Postpartum Depression from the other side of the Couch

A year into my marriage, I was diagnosed with fibroids.  At that time they were small, so small that the gynecologist said we’ll just monitor them.  Sadly, not much research is out there on the cause or what can be done to prevent them.  Fast forward a few years, we were ready to try for a baby.  Little did we know, the fibroids had grown exponentially.  Many women have been able to conceive with fibroids with minimal problems, others have had complications.  So it was really a toss-up, not to mention I wasn’t really eager to have surgery on my reproductive organs prior to having at least one child.  We prayed about it and decided to pursue conception.  I did conceive but the pregnancy didn’t make it past the six week mark and I miscarried.  So the decision to pursue conception, in spite of the fibroids, was not an easy one.  My pregnancy journey was fraught with twists and turns.  I inadvertently experienced complications from the fibroids during pregnancy and spent some time in the hospital and on bed rest.  I couldn’t exercise or do a lot the things that most women with “typical pregnancies” are able to do. 

As my due date neared, my doctor still hoped that we could have a vaginal birth.  That was after all the best way to go.  Unfortunately, that was not to be.  I won’t bore you with the laborious details of my labor and delivery.  Just know that it was very eventful.  I ended having to have a transfusion because of all the blood that I lost during the cesarean.  Fast forward again to bringing baby home, not only was I not prepared for the huge adjustments to having a newborn but I also wasn’t prepared for the intense physical aftermath of having a cesarean.  I was not only physically spent but mentally as well.  Thankfully, I had a lot of support!  I also had a lot of doubt and guilt (breastfeeding wasn’t working).  No one prepared me for the level of sleep deprivation and isolation I felt.  Everyone always said sleep when the baby sleeps but that just didn’t work for me.  I don’t know what I was doing but I couldn’t sleep.

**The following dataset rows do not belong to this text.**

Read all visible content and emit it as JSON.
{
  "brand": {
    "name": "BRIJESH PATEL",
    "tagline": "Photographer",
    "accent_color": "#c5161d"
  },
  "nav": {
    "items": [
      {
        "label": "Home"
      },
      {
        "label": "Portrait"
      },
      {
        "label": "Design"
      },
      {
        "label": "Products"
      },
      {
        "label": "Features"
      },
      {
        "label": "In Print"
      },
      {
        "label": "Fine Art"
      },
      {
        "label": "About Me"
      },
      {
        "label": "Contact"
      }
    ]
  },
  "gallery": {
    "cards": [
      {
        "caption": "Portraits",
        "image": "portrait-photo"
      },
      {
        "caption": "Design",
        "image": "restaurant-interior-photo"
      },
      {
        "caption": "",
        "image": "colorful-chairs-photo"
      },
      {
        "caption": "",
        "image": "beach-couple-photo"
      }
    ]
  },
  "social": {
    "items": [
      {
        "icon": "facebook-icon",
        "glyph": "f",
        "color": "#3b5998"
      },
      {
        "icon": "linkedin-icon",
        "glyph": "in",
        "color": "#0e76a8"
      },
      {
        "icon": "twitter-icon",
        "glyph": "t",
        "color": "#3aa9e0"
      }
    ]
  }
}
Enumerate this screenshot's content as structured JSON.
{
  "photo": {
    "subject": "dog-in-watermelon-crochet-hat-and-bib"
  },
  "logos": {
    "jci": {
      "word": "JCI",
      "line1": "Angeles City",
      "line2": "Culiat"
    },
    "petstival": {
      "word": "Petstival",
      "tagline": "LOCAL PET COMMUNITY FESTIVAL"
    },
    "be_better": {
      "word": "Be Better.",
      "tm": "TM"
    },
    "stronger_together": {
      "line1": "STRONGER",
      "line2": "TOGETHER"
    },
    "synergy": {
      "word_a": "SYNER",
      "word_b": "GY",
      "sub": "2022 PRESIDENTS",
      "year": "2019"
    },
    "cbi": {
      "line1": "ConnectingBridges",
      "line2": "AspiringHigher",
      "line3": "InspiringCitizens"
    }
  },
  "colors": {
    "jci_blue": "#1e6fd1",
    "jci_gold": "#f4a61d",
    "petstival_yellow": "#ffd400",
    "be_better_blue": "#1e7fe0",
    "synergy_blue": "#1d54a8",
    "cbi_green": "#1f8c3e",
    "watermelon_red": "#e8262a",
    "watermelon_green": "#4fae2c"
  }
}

My eating habits were terrible because I just grabbed a bite when I could and ate whatever was easiest.  Not only that but I somehow believed that the weight that I gained during pregnancy would miraculously melt away after I delivered.  Needless, to say I felt overwhelmed, isolated, fat, and not myself at all.  I returned to some sense of normalcy at 3 months when I went back to work part-time.  I was happy to be at work and engaged in social interaction with other adults but I also questioned if working was the right decision for me and my family.  There were so many emotions and feelings to contend with.  As a clinician, I was keenly aware of postpartum depression but at the time, I couldn’t label the things I was experiencing.  Eventually, I began to work my way back to myself.   The seasons changed, I returned to working out consistently, eating better, and taking small amounts of time for myself.   I started to see me as not just a mom but also the person I was before becoming a mom.  A year or so later, I realized that I had experienced postpartum depression.   My journey is what leads me to want to help other women going through this.  I know that there is light at the end of the tunnel.